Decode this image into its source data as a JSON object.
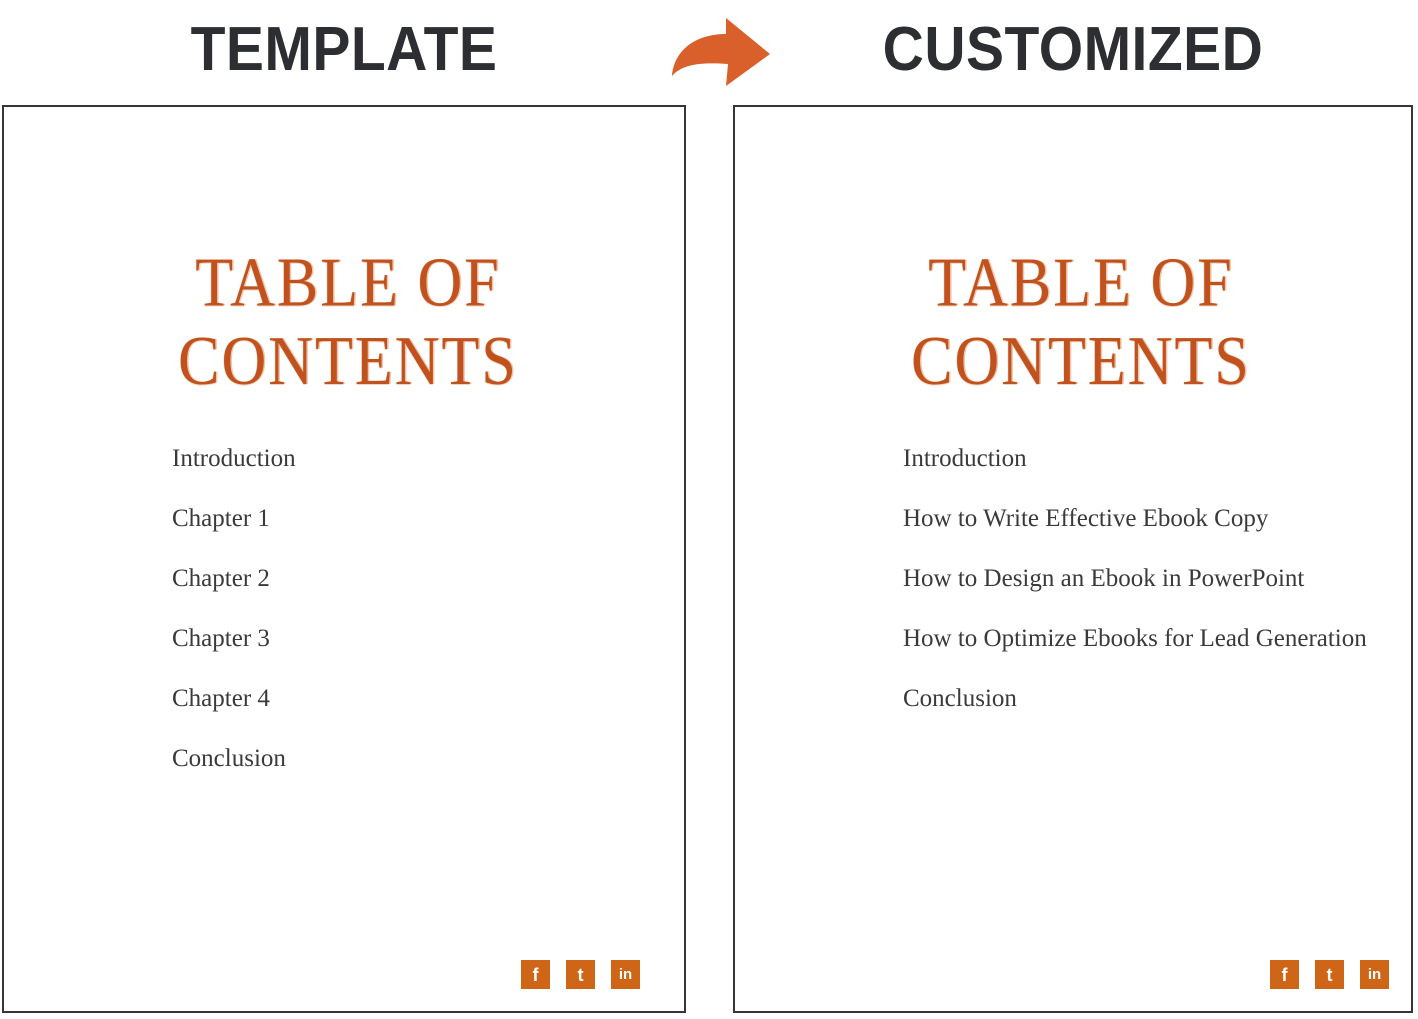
{
  "header": {
    "left_label": "TEMPLATE",
    "right_label": "CUSTOMIZED",
    "arrow_icon": "curved-arrow-right-icon",
    "text_color": "#2d2e31",
    "arrow_color": "#d9602b"
  },
  "theme": {
    "accent_orange": "#c1521d",
    "icon_orange": "#cf6516",
    "body_text": "#3a3a3c",
    "panel_border": "#35363a",
    "background": "#ffffff"
  },
  "template_slide": {
    "title": "TABLE OF\nCONTENTS",
    "items": [
      "Introduction",
      "Chapter 1",
      "Chapter 2",
      "Chapter 3",
      "Chapter 4",
      "Conclusion"
    ],
    "social": [
      {
        "name": "facebook",
        "glyph": "f"
      },
      {
        "name": "twitter",
        "glyph": "t"
      },
      {
        "name": "linkedin",
        "glyph": "in"
      }
    ]
  },
  "customized_slide": {
    "title": "TABLE OF\nCONTENTS",
    "items": [
      "Introduction",
      "How to Write Effective Ebook Copy",
      "How to Design an Ebook in PowerPoint",
      "How to Optimize Ebooks for Lead Generation",
      "Conclusion"
    ],
    "social": [
      {
        "name": "facebook",
        "glyph": "f"
      },
      {
        "name": "twitter",
        "glyph": "t"
      },
      {
        "name": "linkedin",
        "glyph": "in"
      }
    ]
  }
}
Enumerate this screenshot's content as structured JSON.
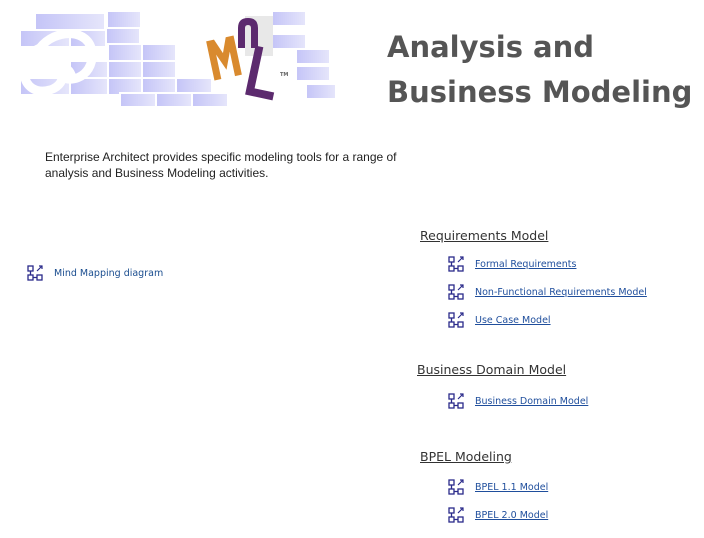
{
  "page": {
    "title_line1": "Analysis and",
    "title_line2": "Business Modeling",
    "intro": "Enterprise Architect provides specific modeling tools for a range of analysis and Business Modeling activities."
  },
  "logo": {
    "uml_letters": [
      "U",
      "M",
      "L"
    ],
    "tm": "TM"
  },
  "left_links": [
    {
      "label": "Mind Mapping diagram",
      "icon": "diagram-link-icon"
    }
  ],
  "sections": [
    {
      "heading": "Requirements Model",
      "items": [
        {
          "label": "Formal Requirements",
          "icon": "diagram-link-icon"
        },
        {
          "label": "Non-Functional Requirements Model",
          "icon": "diagram-link-icon"
        },
        {
          "label": "Use Case Model",
          "icon": "diagram-link-icon"
        }
      ]
    },
    {
      "heading": "Business Domain Model",
      "items": [
        {
          "label": "Business Domain Model",
          "icon": "diagram-link-icon"
        }
      ]
    },
    {
      "heading": "BPEL Modeling",
      "items": [
        {
          "label": "BPEL 1.1 Model",
          "icon": "diagram-link-icon"
        },
        {
          "label": "BPEL 2.0 Model",
          "icon": "diagram-link-icon"
        }
      ]
    }
  ],
  "colors": {
    "brick": "#c9c9f5",
    "brick_edge": "#ffffff",
    "uml_orange": "#d98a2e",
    "uml_purple": "#5c2a6e",
    "title": "#555555",
    "link": "#1f4e9c"
  }
}
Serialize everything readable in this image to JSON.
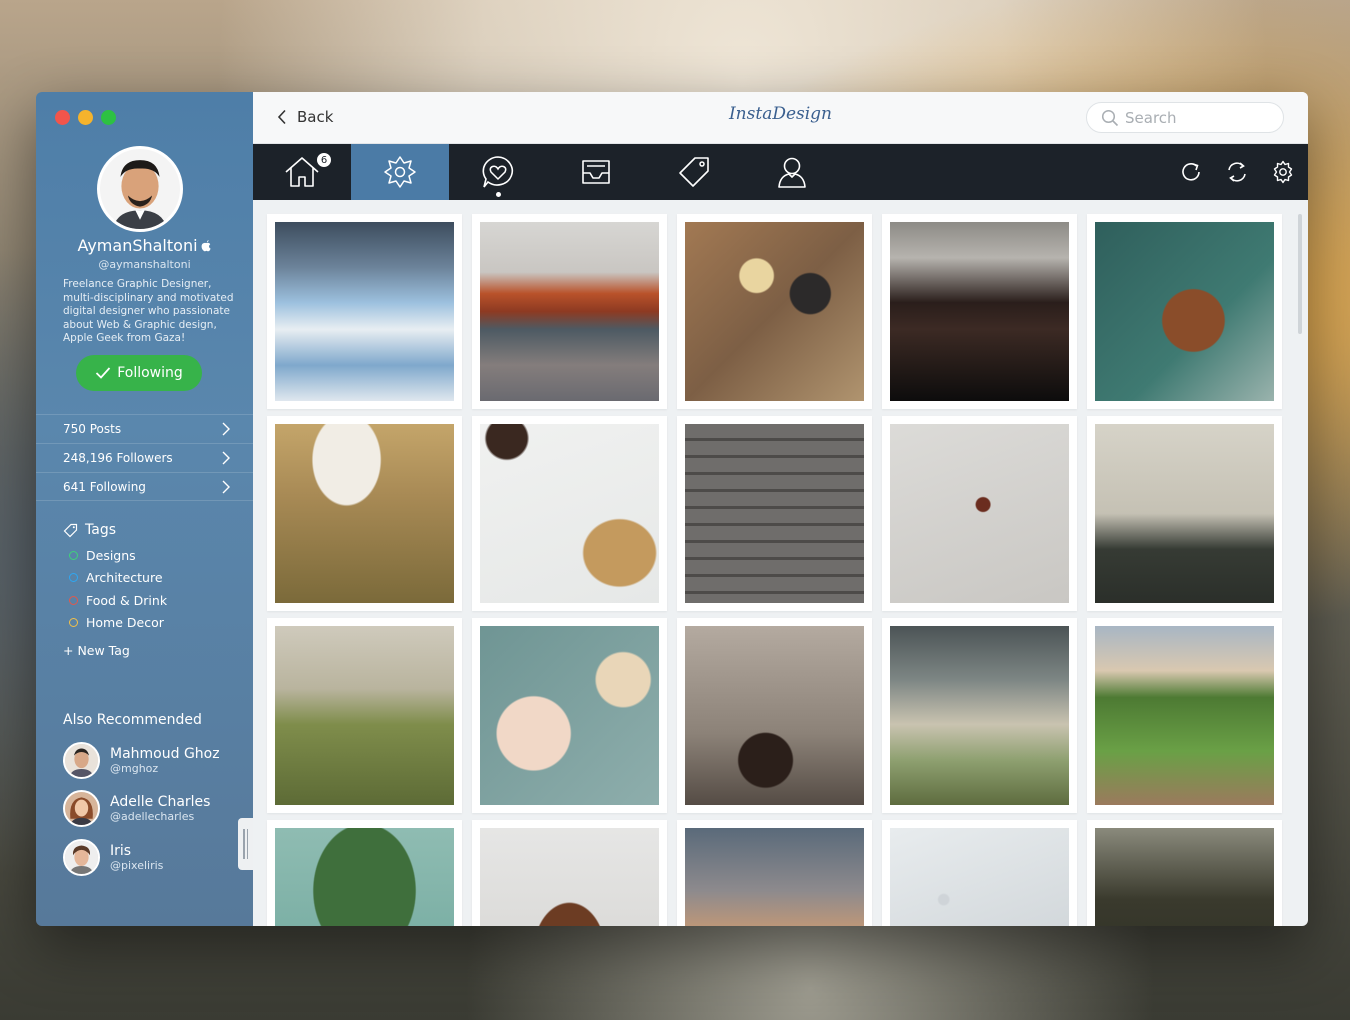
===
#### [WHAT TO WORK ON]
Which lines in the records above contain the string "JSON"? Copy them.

#### [RESULT OF THIS TASK]
Decode this image into its source data as a JSON object.
Enumerate this screenshot's content as structured JSON.
Serialize everything readable in this image to JSON.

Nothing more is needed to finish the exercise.